Offsets are opaque and complex mechanisms, which receive much less attention than the main defence deal and are particularly susceptible to corruption . There are currently major corruption allegations involving offsets, for example in submarine deals in Portugal, Malaysia and Greece.
Not all defence companies are involved in offset contracting. Based on public information, 82 of the 163 companies in this analysis are in involved in offset contracting. Only thirteen of these companies provide public evidence that offset contracting corruption risk is either addressed in policies and procedures, or that offset brokers and offset partners undergo due diligence. Only three companies out of the thirteen publish evidence of detailed procedures to mitigate offset contracting corruption risk.
This shows that this is an area where the industry can improve substantially. Companies should provide public evidence that corruption risks are explicitly addressed through policies, procedures and contractual terms that increase transparency and accountability in their offset programmes. Companies can providing tailored training for employees involved in offset contracts and conducting due diligence on all brokers and providers during appointment and re-appointment.
There also needs to be greater transparency on the government side in relation to offsets packages proposed by the contractors, offsets contracts, and the performance of these contracts.
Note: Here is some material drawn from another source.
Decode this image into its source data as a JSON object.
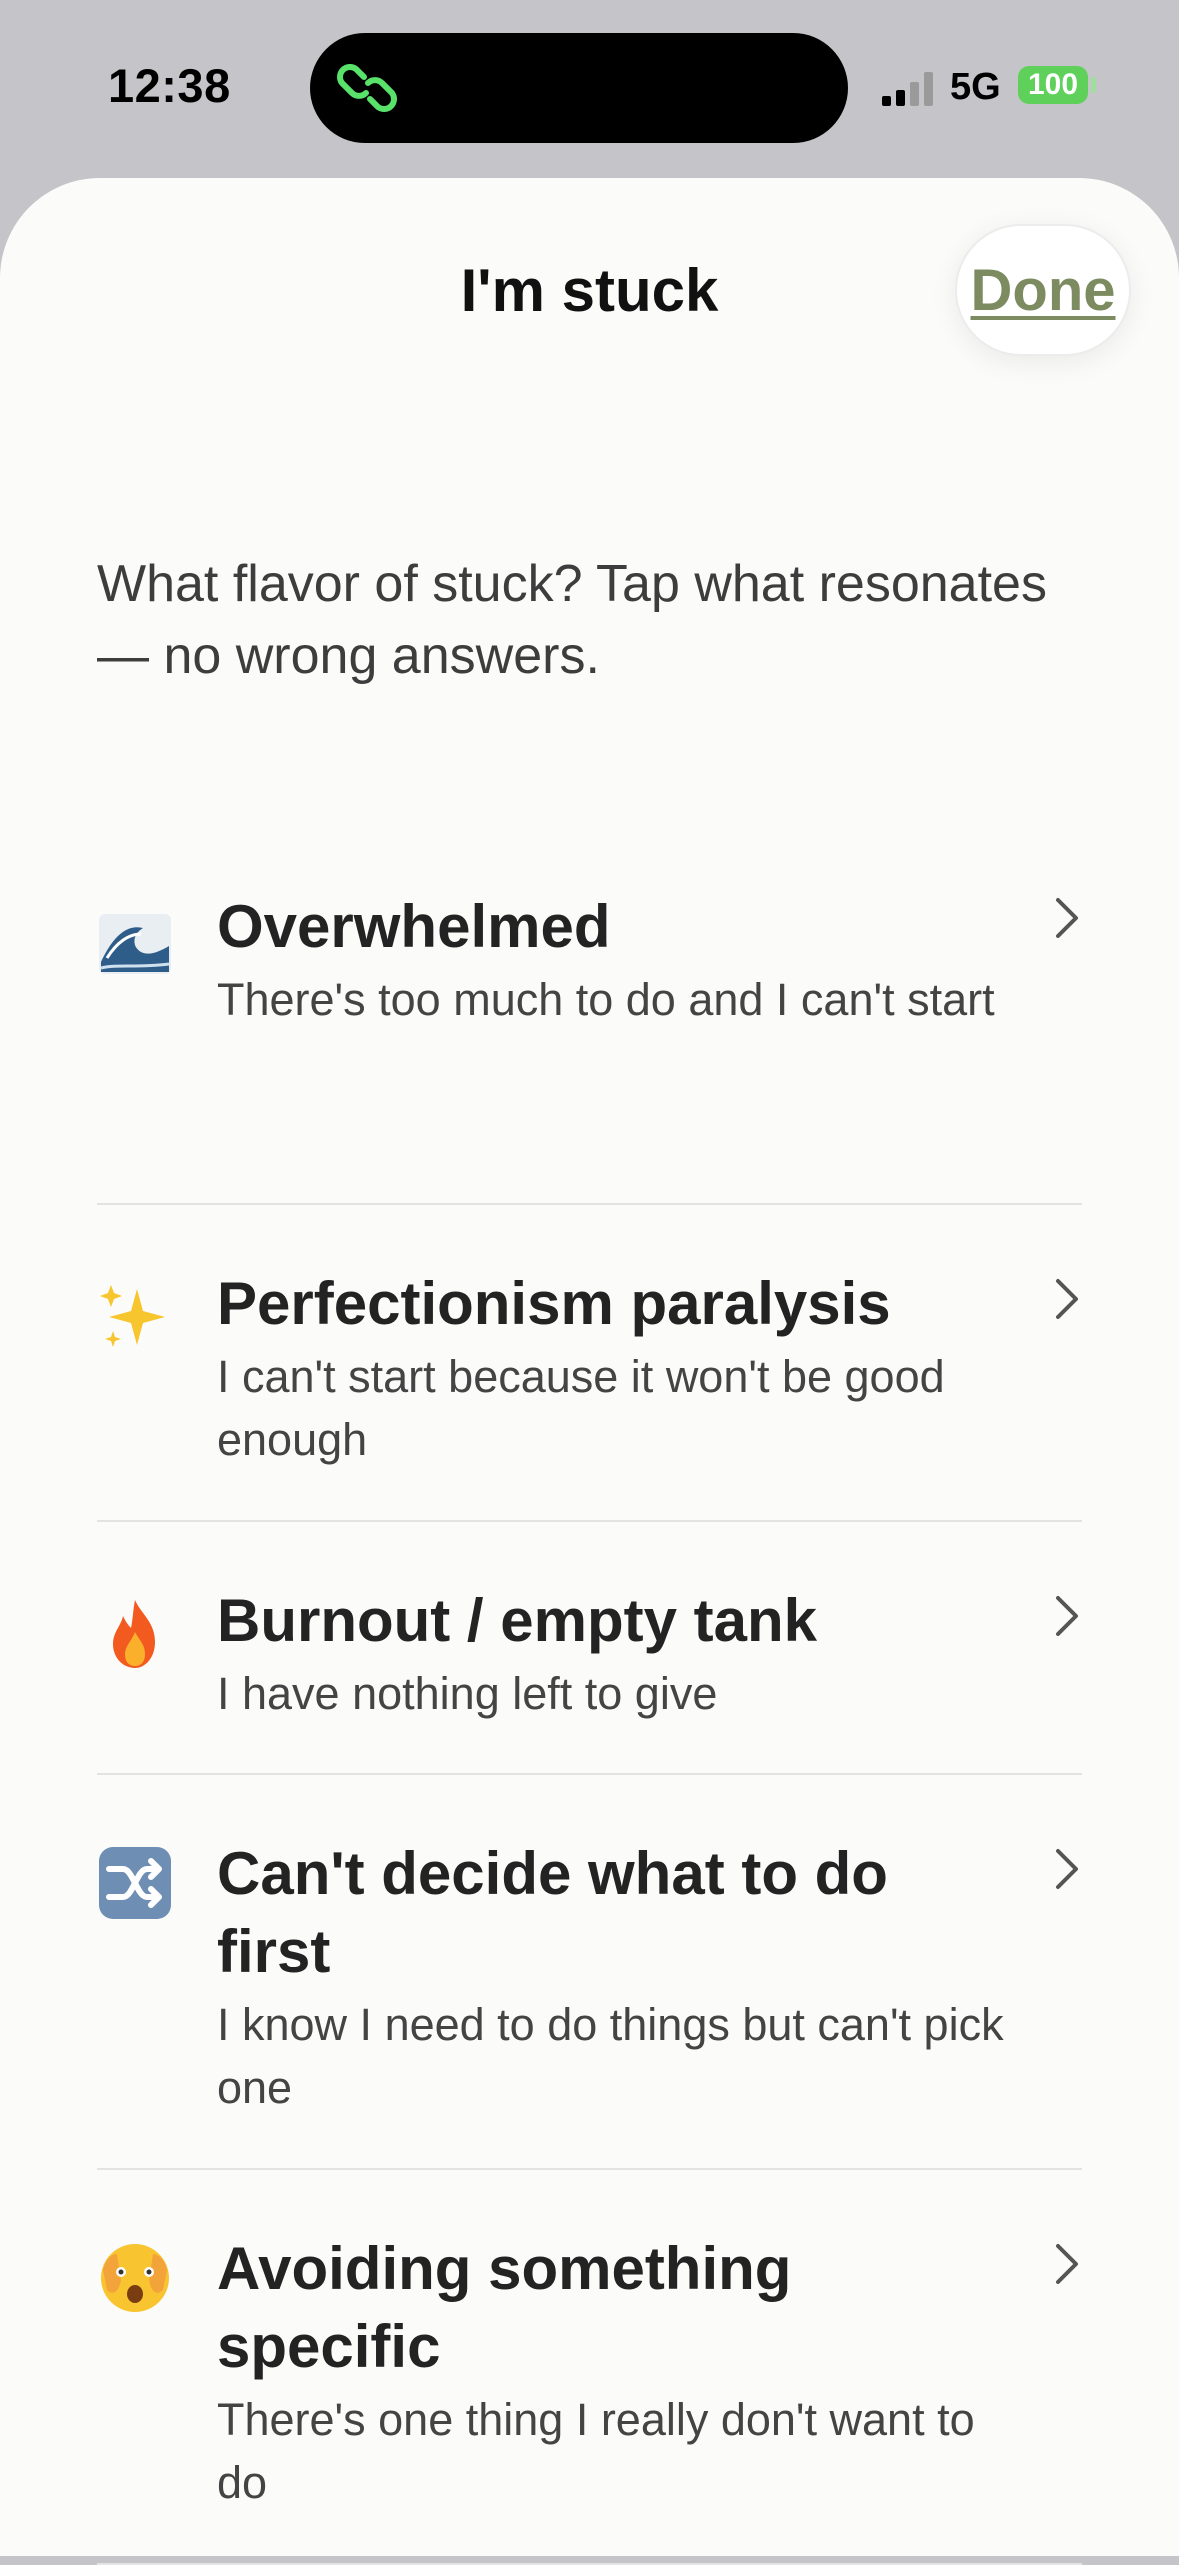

Internal information provided by companies shows that there is better practice in place in some companies, but that information is not yet in the public domain. Looking at internal information, the number of companies that have mechanisms in place to address corruption risks in offsets doubles (from 12 to 24). The number of companies that conduct due diligence on offsets partners more than doubles, from 12 to 27 companies. However, the majority of companies still do not have good procedures in place. 47 of the 63 companies providing internal information engage in offset contracting. Of that 47, less than a quarter score well on addressing corruption risks and just over one-third score well on due diligence for offsets partners.